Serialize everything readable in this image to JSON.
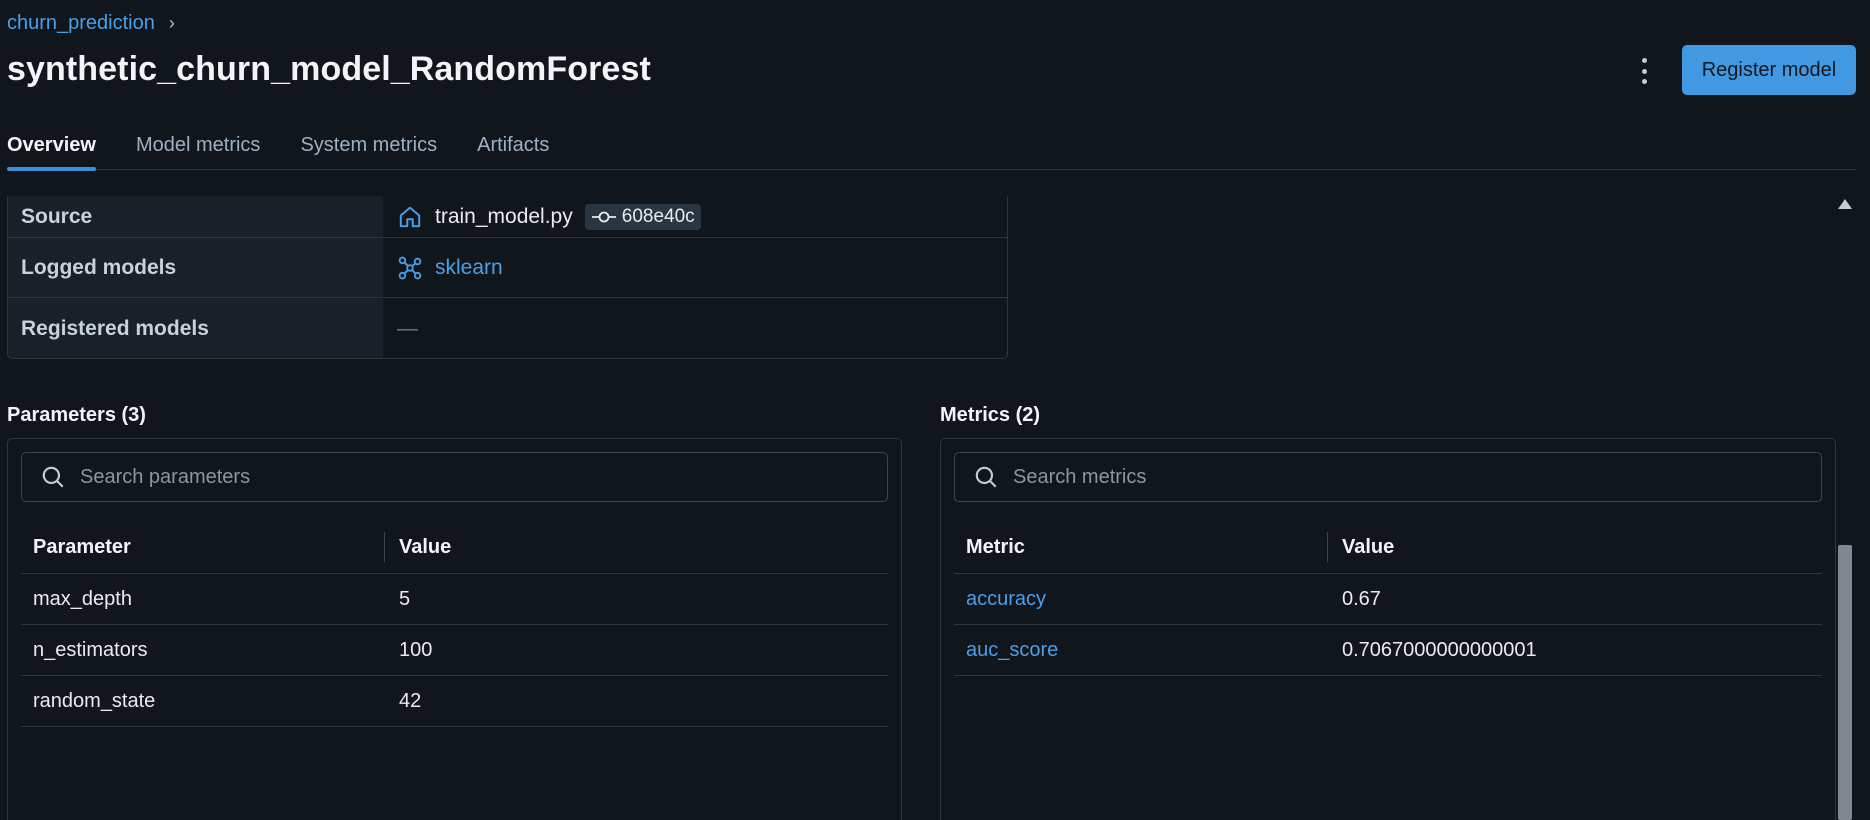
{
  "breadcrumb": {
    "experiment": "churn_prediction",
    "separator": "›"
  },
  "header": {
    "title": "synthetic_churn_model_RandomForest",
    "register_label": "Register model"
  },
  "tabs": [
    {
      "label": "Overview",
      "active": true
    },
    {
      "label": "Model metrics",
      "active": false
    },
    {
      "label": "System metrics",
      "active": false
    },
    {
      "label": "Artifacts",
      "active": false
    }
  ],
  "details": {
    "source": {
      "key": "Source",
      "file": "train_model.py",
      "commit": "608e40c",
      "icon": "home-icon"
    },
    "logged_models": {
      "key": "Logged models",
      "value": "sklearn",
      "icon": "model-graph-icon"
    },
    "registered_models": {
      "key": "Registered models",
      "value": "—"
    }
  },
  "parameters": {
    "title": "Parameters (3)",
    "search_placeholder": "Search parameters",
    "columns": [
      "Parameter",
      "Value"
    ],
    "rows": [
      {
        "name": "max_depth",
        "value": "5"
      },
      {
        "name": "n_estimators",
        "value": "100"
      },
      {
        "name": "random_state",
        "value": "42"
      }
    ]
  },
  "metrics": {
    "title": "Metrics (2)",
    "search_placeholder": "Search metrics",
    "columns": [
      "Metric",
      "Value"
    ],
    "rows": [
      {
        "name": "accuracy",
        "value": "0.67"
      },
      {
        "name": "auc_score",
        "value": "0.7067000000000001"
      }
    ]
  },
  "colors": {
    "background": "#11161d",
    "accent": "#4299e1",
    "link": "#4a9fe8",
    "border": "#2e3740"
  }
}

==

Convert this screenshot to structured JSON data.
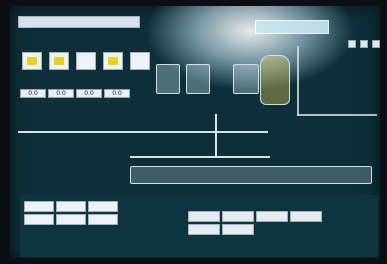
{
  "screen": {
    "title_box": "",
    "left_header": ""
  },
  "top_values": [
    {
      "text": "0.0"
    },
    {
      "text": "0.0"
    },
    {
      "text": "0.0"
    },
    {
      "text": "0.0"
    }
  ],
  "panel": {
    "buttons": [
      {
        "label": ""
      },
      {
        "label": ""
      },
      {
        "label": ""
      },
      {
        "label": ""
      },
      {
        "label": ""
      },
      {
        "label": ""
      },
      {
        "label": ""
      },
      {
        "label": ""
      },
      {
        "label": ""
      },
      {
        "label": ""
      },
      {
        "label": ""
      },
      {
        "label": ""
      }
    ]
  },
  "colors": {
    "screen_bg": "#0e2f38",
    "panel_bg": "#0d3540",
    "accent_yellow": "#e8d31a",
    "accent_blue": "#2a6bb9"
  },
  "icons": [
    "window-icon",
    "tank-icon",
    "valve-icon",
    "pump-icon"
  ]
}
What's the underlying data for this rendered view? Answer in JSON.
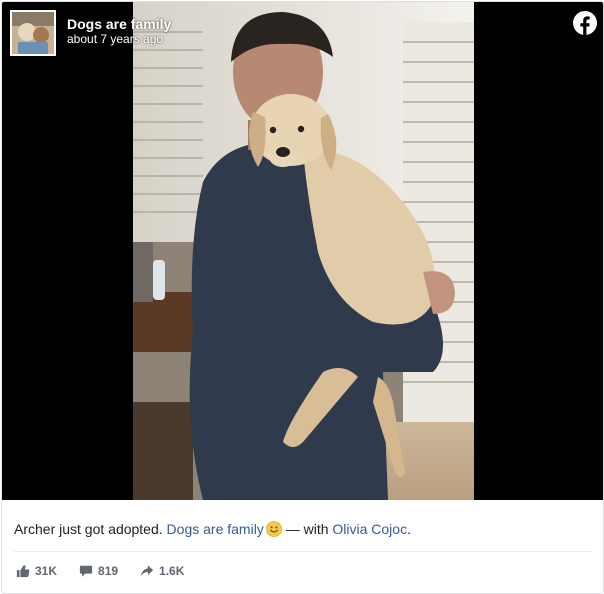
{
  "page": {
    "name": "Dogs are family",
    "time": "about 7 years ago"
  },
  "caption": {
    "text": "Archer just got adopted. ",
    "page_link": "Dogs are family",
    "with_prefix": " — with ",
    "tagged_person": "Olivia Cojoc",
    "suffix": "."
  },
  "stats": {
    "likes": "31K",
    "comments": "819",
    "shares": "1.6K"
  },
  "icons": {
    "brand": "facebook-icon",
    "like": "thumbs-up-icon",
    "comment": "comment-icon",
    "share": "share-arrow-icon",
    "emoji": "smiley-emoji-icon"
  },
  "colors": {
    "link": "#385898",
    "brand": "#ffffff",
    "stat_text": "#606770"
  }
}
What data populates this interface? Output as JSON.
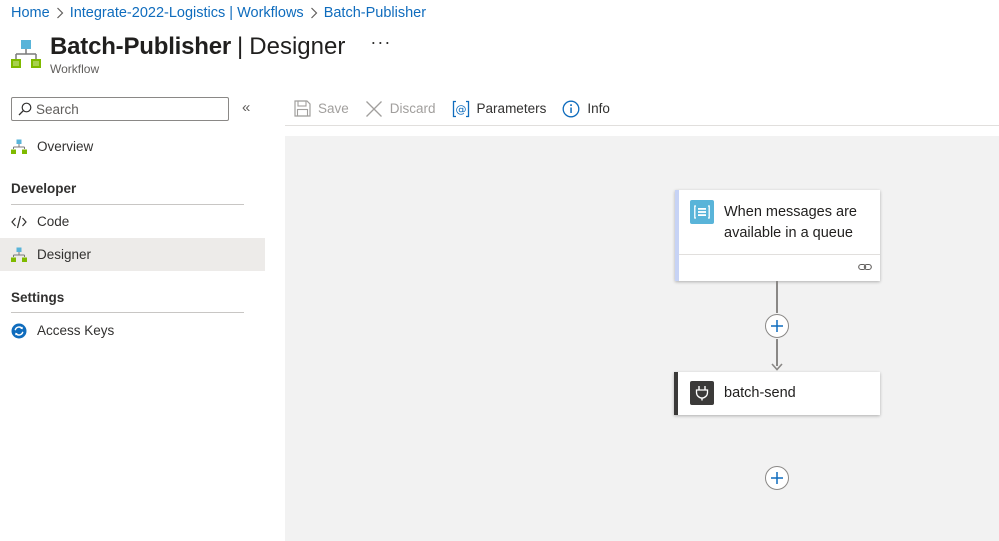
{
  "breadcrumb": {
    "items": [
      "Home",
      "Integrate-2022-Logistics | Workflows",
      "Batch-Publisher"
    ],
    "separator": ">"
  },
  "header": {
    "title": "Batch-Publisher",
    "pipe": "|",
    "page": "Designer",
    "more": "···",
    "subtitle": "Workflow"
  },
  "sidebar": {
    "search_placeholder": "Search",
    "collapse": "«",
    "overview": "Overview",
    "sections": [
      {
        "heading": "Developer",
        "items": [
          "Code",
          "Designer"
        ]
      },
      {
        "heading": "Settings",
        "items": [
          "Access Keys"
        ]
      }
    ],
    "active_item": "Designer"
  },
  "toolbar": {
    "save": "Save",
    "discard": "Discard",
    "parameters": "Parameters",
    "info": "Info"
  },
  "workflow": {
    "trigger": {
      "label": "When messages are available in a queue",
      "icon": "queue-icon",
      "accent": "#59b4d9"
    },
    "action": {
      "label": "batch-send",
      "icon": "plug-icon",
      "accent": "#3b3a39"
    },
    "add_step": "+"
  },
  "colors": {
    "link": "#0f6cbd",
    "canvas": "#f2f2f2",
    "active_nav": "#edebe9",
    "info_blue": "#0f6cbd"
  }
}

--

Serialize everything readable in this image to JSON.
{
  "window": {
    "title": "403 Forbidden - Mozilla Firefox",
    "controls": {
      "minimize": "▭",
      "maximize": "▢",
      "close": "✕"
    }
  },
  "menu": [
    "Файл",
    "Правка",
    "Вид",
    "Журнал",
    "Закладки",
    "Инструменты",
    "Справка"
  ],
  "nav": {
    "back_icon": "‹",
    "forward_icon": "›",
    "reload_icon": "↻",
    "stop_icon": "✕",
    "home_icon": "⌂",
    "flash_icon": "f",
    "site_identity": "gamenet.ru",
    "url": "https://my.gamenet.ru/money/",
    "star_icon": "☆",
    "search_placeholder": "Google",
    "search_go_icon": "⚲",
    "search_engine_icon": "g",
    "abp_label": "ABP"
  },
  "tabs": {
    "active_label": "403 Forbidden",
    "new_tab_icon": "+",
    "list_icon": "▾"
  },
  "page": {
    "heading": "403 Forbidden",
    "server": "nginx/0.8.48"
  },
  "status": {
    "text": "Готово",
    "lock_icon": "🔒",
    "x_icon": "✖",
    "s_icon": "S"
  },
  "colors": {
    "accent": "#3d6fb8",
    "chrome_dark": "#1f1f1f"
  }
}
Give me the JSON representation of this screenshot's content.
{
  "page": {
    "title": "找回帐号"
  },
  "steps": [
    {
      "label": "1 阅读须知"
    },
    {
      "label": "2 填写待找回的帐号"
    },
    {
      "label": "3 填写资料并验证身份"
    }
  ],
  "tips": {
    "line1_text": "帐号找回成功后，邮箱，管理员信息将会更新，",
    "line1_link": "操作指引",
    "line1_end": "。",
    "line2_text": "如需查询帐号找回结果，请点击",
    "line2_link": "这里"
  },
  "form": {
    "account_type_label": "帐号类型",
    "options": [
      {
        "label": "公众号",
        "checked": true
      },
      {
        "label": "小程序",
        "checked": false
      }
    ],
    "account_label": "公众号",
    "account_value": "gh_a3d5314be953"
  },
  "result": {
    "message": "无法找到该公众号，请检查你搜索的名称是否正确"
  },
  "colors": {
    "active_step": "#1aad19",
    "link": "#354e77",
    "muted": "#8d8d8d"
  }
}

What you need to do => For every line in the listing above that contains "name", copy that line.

Answer to this exercise =>
        "name": "max_depth",
        "name": "n_estimators",
        "name": "random_state",
        "name": "accuracy",
        "name": "auc_score",
    "name": "Dogs are family",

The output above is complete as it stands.